But for some reason which Paul Krugman tries to explain we Brits seem to think that austerity is a good thing.  So the Labour line and the LibDem line is that we need to be cautious about spending (to differing degrees) and it is only the SNP who want to spend a lot more.

So all our main politicians seem to be ignoring general economic wisdom despite the wealth of economic evidence from the rest of the western world (except Greece).  And they are ignoring the successful growth policies adopted in these other countries in favour of a theory that seemed good in 2010 but has since been shown to be wrong.

But we don’t have much choice – if we want our votes to count we will almost certainly have to vote for a party that will give us austerity even though it makes no economic sense.

May the force be with you

At long last (they say) the ECB has embarked on Quantitative easing by “printing” over a trillion euros.

So will it work?

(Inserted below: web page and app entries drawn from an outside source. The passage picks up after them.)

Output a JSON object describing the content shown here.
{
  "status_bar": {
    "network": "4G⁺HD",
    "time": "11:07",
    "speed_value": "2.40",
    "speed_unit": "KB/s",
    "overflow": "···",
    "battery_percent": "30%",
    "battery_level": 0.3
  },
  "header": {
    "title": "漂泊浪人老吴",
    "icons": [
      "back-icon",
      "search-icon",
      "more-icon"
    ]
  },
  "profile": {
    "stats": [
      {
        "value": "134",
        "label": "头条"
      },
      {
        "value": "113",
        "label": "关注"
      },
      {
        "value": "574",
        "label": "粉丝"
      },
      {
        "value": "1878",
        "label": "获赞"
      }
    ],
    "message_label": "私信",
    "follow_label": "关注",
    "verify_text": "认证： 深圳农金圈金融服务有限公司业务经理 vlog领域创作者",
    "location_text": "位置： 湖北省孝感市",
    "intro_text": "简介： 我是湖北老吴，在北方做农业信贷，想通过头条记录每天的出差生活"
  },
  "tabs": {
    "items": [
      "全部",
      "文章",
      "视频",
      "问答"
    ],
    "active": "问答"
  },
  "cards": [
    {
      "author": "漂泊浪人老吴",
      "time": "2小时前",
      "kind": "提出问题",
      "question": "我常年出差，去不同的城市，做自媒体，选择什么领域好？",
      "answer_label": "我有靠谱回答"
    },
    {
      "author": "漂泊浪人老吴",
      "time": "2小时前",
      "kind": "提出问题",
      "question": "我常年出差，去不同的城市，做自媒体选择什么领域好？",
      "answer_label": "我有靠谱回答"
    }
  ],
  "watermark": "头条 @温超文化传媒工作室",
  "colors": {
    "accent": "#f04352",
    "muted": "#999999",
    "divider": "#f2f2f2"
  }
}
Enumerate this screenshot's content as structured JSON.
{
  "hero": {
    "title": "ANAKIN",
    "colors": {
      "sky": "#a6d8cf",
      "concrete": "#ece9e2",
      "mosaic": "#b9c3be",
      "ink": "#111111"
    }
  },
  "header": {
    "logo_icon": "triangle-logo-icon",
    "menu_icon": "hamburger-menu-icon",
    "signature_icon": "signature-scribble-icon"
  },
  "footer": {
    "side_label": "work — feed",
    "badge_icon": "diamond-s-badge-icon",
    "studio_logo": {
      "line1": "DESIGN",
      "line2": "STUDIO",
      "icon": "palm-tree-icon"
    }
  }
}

The initial signs are that it is doing what it is supposed to do – reduce interest rates on Euro loans.

But Robert Peston, the BBC economics editor is not convinced about the long term benefits. Various countries have already tried this approach (including the US and the UK). Continue reading

Steve Keen visits Solvent Land (2)

OK,  I cheated.  I did the easy bit in my post last week.  There is an issue around the ability for governments to run deficits, and this comes in two flavours –

  1. running a deficit to boost an ailing economy (something which is less likely to happen if we make finance simpler by stopping commercial debt) and
  2. running a permanent deficit because it is always good to boost the economy (which is true according to Steve Keen).

I deliberately ducked the much harder questions around what money is and whether we need banks and governments running deficits simply to exist. Continue reading